To begin this series we're looking at a bit of a forgotten controversy but it's actually the bout that inspired us to cover controversial fights in this manner. Especially given how blatant the controversy is and how forgotten it is now, more than 30 years later
In October 1987 Japenese teenager Hiroki Ioka had taken a decision over Thai fighter Mai Thomburifarm to become the first ever WBC Minimumweight champion. At the time Ioka was just 18 years old and fighting for the 9th time. He would make his first defense just 3 months later, whilst his mentor Eddie Townsend was incredibly ill, and later passed after Ioka's win. In June 1988 Ioka would fight for the first time following Townsends's death, taking on little known Thai challenger Napa Kiatwanchai.
Kiatwanchai had done little to earn a world title fight. He was 6-0, inexperienced and taking a huge step up in class. That however didn't phase him and he travelled to Japan with plenty of self belief.
The fight started perfectly for Ioka, who dropped his Thai foe mid way through the opening round to secure an early lead. Ioka built on that but Napa wasn't there to make up the numbers and the diminutive Thai fought his way back into the bout.
Through 11 rounds it wasn't the most exciting or dramatic of contests, but was hotly contested, incredibly competitive and compelling with the unknown Napa out doing all expectations to make things very competitive. Ioka, who was apparently advised to avoid southpaws, struggled to read the Thai's lefty stance despite being the much taller and longer fighter.
In round 12 however things changed and a tiring, swollen Ioka was slowing. The tempo had gotten to both, but particularly to Ioka. At one point in the final round the Japanese fighter took his gum shield out and even threw it to his own corner, getting himself a short break. The break didn't do him any favours and he was rocked badly just moments later. He looked out on his feet with about a minute to go. Napa couldn't finish him in a follow up and then the bell rang...about 32 seconds early. There was a sense of confusion.
Napa's team were celebrating, as if their man had stopped Ioka. Ioka's team looked confused and dejected. Their was a real air that the title was changing hands. Had the bout been stopped because of the damage to Ioka? Had the time keeper been confused by the gum shield situation? Or was there something else at play?
After a few moments an announcement came out that the bout was a draw and the referee raised the hands of both men.
Ioka had been bailed out from being stopped with the early finish and had retained his title with a fortunate draw.
The finish to the bout lead to protests in Thailand at the Japanese embassy in Thailand and WBC would go on to order a rematch between the two men.

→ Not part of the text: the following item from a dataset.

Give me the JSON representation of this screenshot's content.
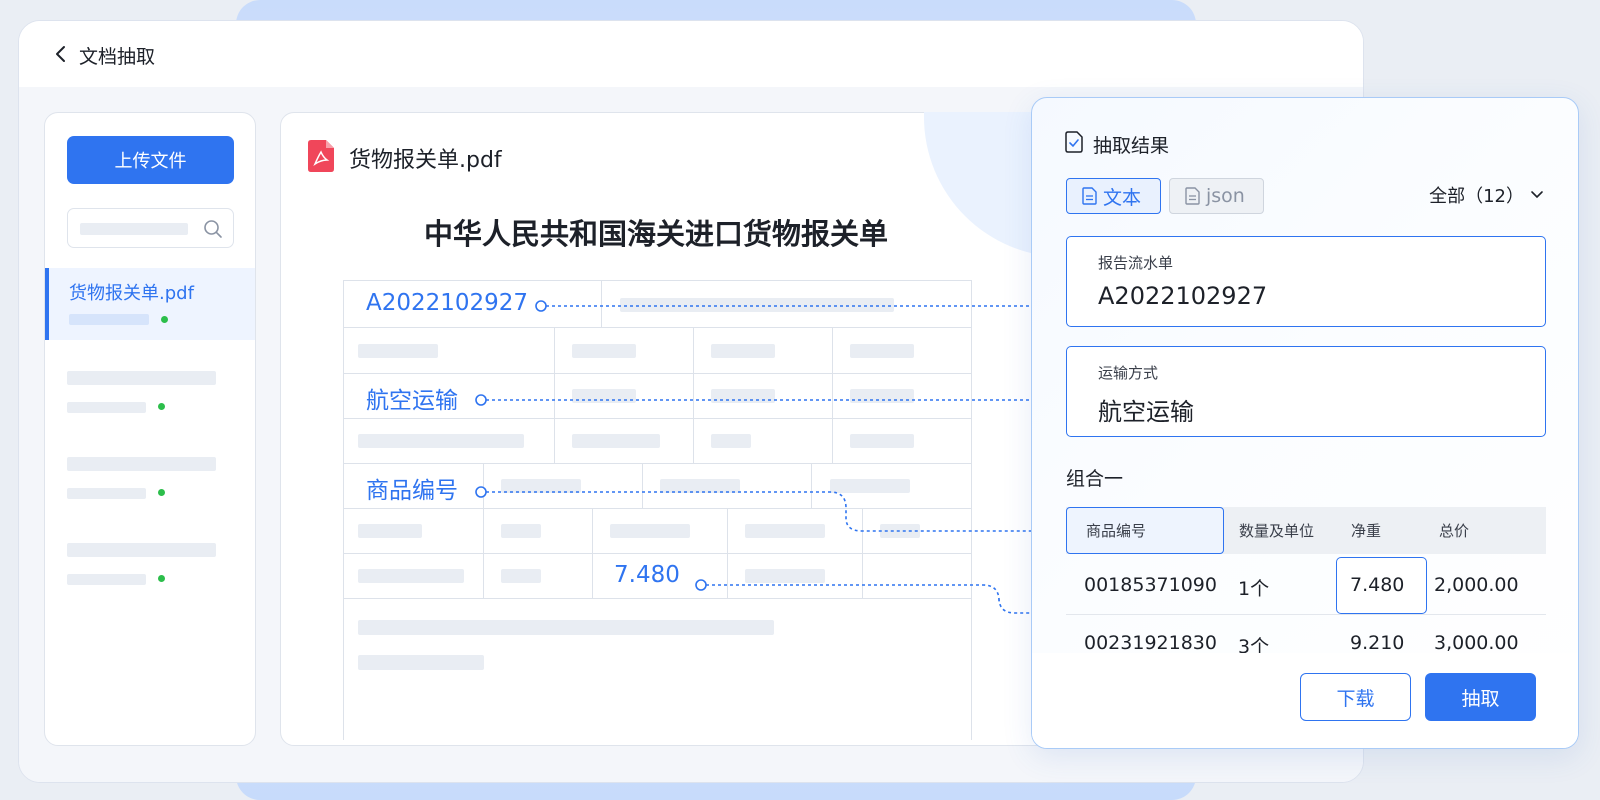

That rematch came in November 1988, with Napa narrowly beating Ioka, with a majority decision, to take the win, and the title. The two would then have one more bout, in June 1989, with Napa stopping his Japanese rival in 11 rounds to record his second successful defense.
Whilst this is certainly not the biggest controversy to ever hit the boxing world, it is still an interesting one, and one that rarely gets a mention. For those wanting bigger profile controversies in this series, don't worry, we have some big ones lined for the future but with this bout being the inspiration for the series, it made sense to start here!
When we have some free time we're hoping to add a series of fun articles to the site. Hopefully these will be enjoyable little short features